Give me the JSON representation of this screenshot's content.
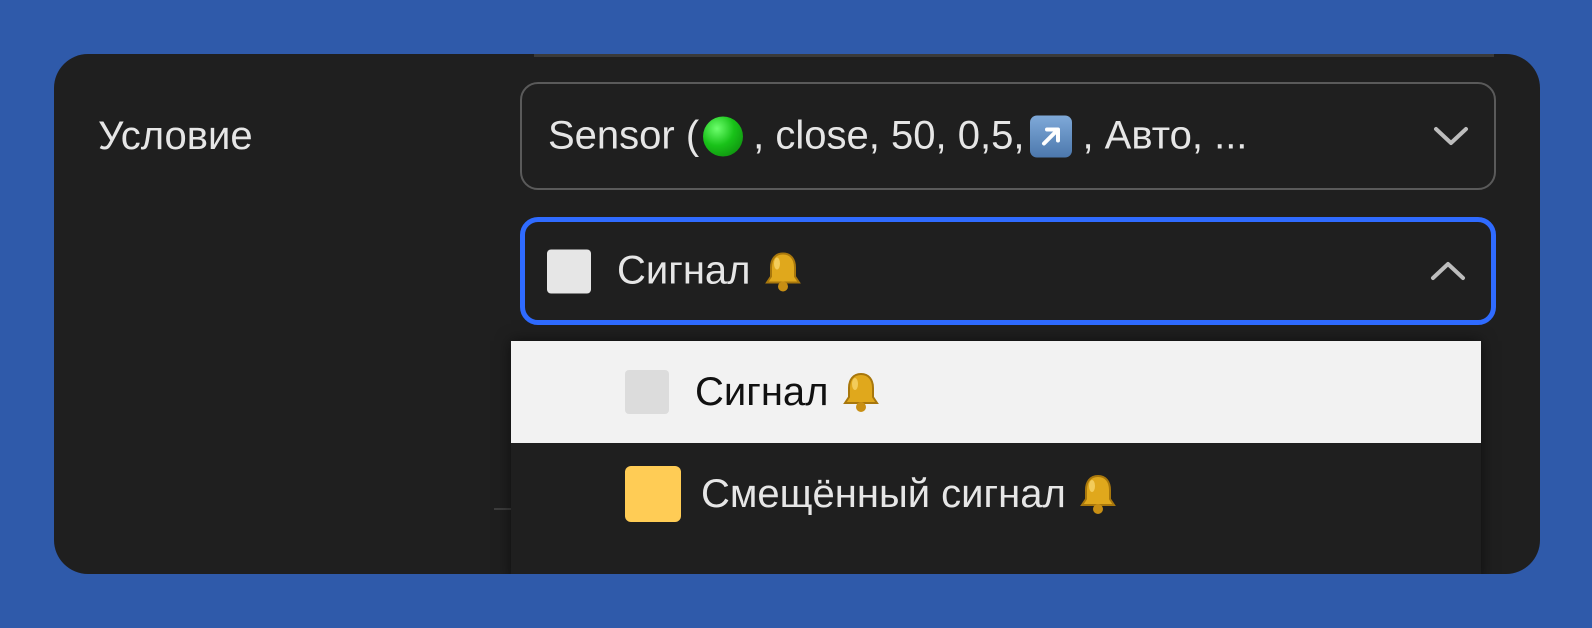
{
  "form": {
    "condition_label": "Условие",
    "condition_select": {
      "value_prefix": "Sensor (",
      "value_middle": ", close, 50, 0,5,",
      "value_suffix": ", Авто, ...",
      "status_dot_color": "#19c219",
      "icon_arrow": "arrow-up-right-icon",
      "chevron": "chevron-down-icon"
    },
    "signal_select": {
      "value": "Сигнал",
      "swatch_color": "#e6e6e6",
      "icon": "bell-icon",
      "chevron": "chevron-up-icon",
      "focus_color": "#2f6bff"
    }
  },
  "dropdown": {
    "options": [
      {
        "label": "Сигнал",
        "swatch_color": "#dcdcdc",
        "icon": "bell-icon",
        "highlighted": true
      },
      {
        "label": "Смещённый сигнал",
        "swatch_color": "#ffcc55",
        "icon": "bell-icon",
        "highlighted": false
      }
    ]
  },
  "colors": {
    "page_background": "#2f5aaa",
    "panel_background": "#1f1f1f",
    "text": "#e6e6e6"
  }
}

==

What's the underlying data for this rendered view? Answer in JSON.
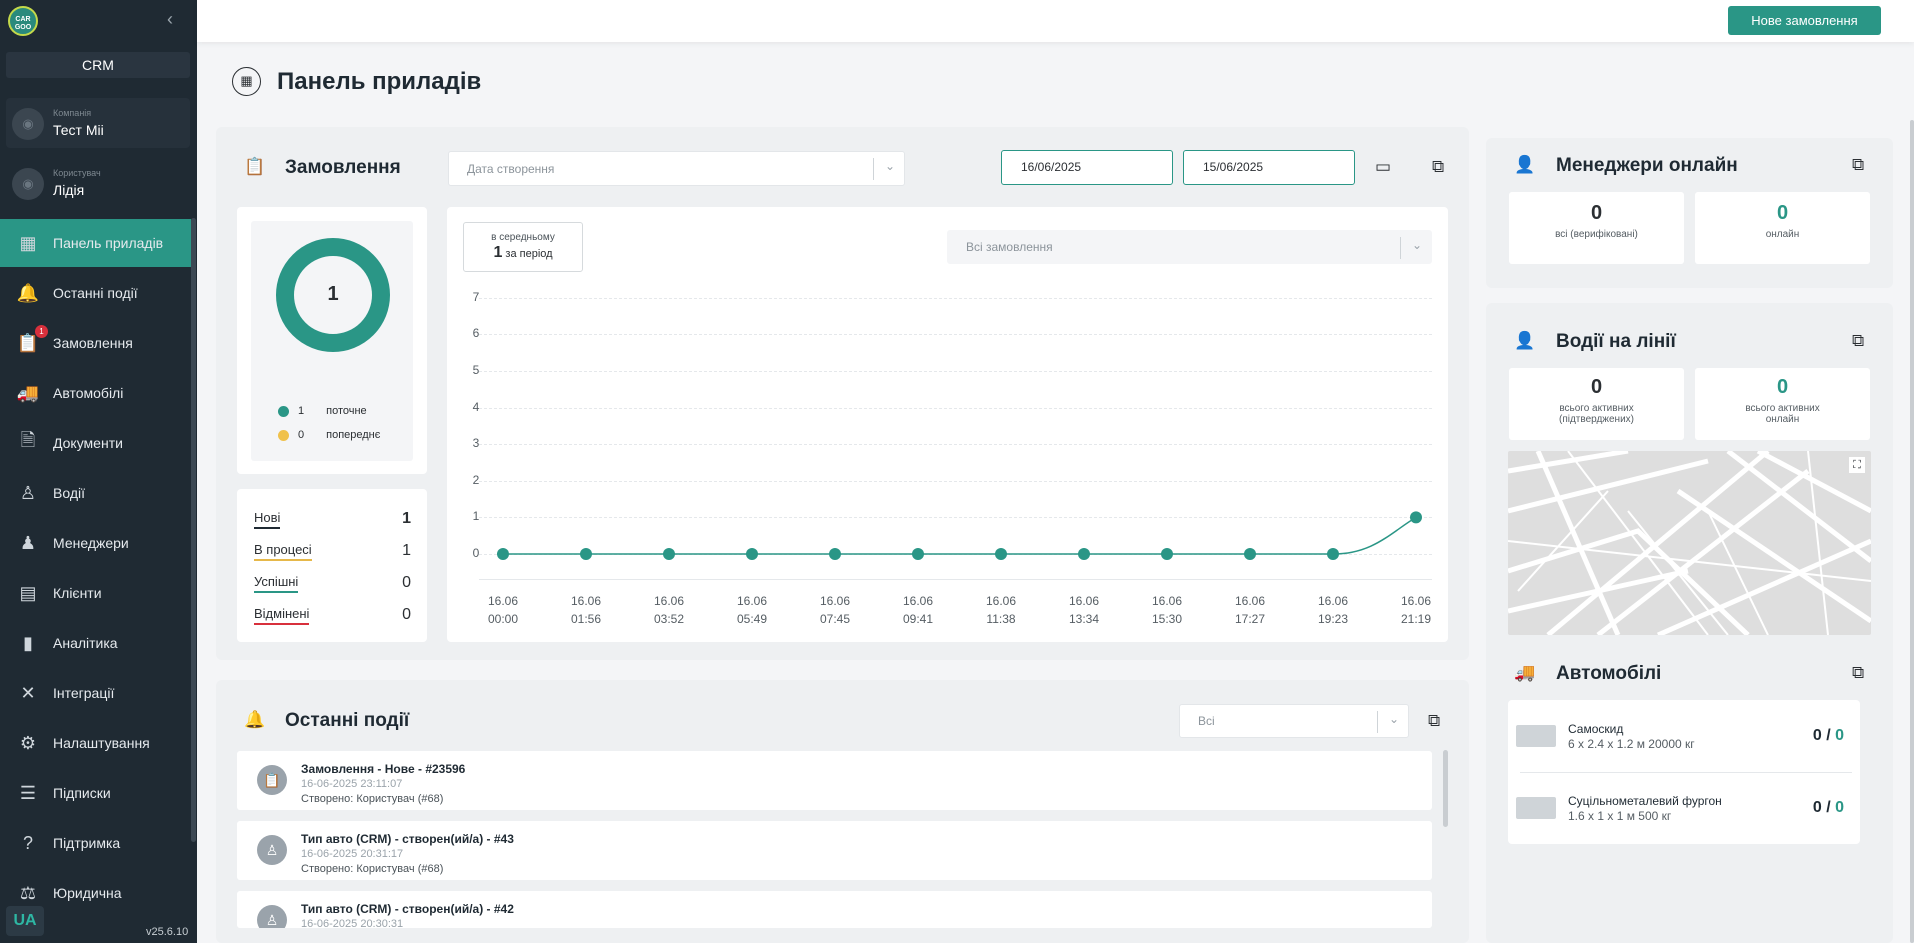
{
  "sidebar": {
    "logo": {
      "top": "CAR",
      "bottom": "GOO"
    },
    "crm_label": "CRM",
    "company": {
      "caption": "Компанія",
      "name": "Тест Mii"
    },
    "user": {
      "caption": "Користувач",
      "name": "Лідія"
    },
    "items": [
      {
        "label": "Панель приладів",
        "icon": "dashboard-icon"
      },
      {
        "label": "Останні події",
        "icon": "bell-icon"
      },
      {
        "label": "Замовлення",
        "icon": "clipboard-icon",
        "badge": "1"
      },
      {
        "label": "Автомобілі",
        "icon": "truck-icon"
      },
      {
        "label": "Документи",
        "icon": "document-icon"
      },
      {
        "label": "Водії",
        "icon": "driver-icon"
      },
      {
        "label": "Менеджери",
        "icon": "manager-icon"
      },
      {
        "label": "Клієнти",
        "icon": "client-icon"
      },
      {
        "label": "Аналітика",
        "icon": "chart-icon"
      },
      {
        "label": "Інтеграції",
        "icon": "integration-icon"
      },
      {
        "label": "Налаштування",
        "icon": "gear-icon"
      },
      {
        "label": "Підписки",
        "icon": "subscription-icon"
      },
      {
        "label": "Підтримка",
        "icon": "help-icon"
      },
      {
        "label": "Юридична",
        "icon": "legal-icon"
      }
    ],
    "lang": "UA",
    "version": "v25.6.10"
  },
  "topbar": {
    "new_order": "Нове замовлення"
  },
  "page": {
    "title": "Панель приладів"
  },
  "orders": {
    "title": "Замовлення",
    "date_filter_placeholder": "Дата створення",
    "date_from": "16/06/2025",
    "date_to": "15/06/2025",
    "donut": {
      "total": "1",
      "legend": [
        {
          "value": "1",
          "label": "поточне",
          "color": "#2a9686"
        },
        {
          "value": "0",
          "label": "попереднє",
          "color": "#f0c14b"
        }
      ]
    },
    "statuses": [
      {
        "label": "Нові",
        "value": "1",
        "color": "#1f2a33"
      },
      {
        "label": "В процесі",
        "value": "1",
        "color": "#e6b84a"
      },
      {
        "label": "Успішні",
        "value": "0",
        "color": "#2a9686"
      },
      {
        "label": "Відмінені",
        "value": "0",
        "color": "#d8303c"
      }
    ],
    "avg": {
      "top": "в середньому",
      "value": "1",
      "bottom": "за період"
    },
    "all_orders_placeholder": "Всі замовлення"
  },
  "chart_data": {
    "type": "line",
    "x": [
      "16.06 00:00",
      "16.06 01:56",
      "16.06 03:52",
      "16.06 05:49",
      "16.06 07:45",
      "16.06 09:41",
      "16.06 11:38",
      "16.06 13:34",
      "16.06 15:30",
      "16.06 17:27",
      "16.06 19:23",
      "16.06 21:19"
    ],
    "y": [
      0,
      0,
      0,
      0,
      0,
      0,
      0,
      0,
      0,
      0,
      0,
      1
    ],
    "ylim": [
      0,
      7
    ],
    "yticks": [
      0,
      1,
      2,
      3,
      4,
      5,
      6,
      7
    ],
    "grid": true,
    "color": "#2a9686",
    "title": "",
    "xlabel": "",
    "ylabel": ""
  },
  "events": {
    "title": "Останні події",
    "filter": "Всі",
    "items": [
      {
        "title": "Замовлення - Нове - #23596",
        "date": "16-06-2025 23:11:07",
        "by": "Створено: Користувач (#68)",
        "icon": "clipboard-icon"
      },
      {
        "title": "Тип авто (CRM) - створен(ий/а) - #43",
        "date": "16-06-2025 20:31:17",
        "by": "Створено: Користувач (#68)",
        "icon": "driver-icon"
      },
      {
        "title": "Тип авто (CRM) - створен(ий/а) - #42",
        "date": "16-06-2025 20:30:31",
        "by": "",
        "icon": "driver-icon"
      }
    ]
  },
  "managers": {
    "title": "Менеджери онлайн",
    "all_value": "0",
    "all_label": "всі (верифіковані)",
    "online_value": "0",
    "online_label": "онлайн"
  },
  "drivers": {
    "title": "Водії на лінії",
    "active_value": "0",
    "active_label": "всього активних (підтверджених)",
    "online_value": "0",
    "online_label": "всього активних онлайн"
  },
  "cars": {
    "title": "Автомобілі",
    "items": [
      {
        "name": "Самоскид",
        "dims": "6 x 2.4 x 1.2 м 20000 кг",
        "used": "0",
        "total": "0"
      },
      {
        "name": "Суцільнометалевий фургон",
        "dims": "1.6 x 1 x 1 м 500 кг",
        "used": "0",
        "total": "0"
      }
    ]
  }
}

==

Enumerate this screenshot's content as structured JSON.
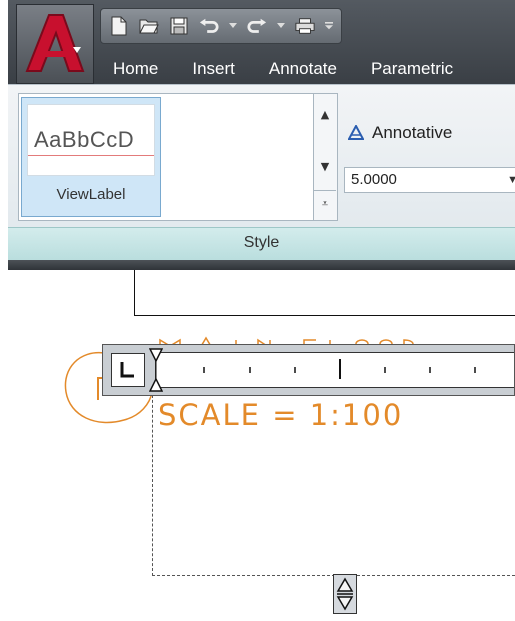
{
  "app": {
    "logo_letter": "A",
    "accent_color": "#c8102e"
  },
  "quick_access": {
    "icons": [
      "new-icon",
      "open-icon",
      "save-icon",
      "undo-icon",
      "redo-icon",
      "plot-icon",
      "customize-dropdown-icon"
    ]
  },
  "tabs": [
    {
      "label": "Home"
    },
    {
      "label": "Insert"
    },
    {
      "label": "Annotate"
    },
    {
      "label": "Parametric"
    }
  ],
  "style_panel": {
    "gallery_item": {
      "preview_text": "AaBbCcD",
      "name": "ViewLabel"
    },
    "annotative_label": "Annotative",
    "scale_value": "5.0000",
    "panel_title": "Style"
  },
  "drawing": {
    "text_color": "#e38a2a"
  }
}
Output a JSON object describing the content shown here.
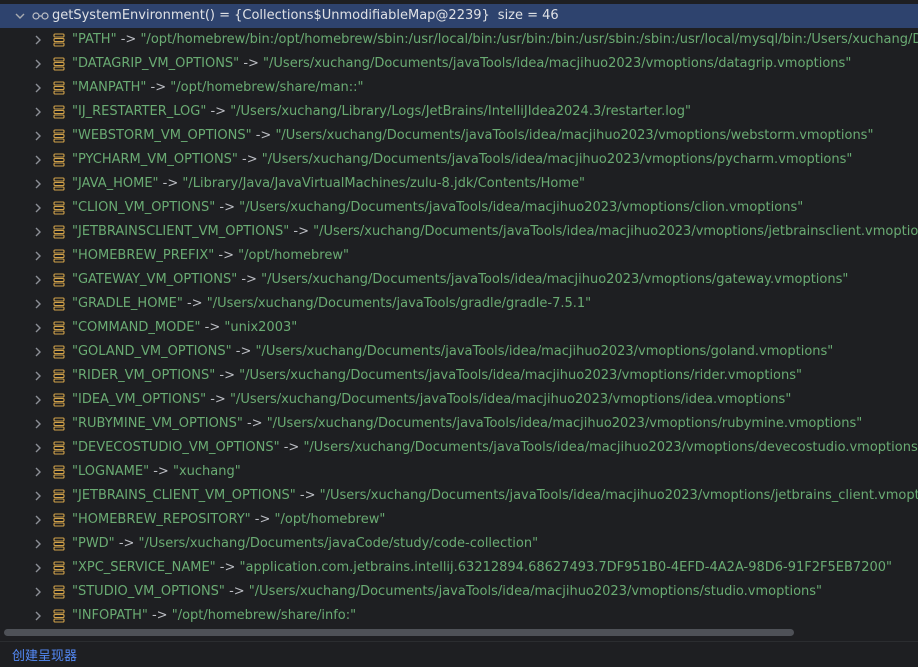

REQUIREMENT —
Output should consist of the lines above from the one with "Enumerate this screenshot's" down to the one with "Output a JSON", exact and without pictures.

TASK SOLUTION —
Enumerate this screenshot's content as structured JSON.
{
  "app": {
    "logo_letter": "A",
    "accent_color": "#c8102e"
  },
  "quick_access": {
    "icons": [
      "new-icon",
      "open-icon",
      "save-icon",
      "undo-icon",
      "redo-icon",
      "plot-icon",
      "customize-dropdown-icon"
    ]
  },
  "tabs": [
    {
      "label": "Home"
    },
    {
      "label": "Insert"
    },
    {
      "label": "Annotate"
    },
    {
      "label": "Parametric"
    }
  ],
  "style_panel": {
    "gallery_item": {
      "preview_text": "AaBbCcD",
      "name": "ViewLabel"
    },
    "annotative_label": "Annotative",
    "scale_value": "5.0000",
    "panel_title": "Style"
  },
  "drawing": {
    "text_color": "#e38a2a"
  }
}
Output a JSON object describing the content shown here.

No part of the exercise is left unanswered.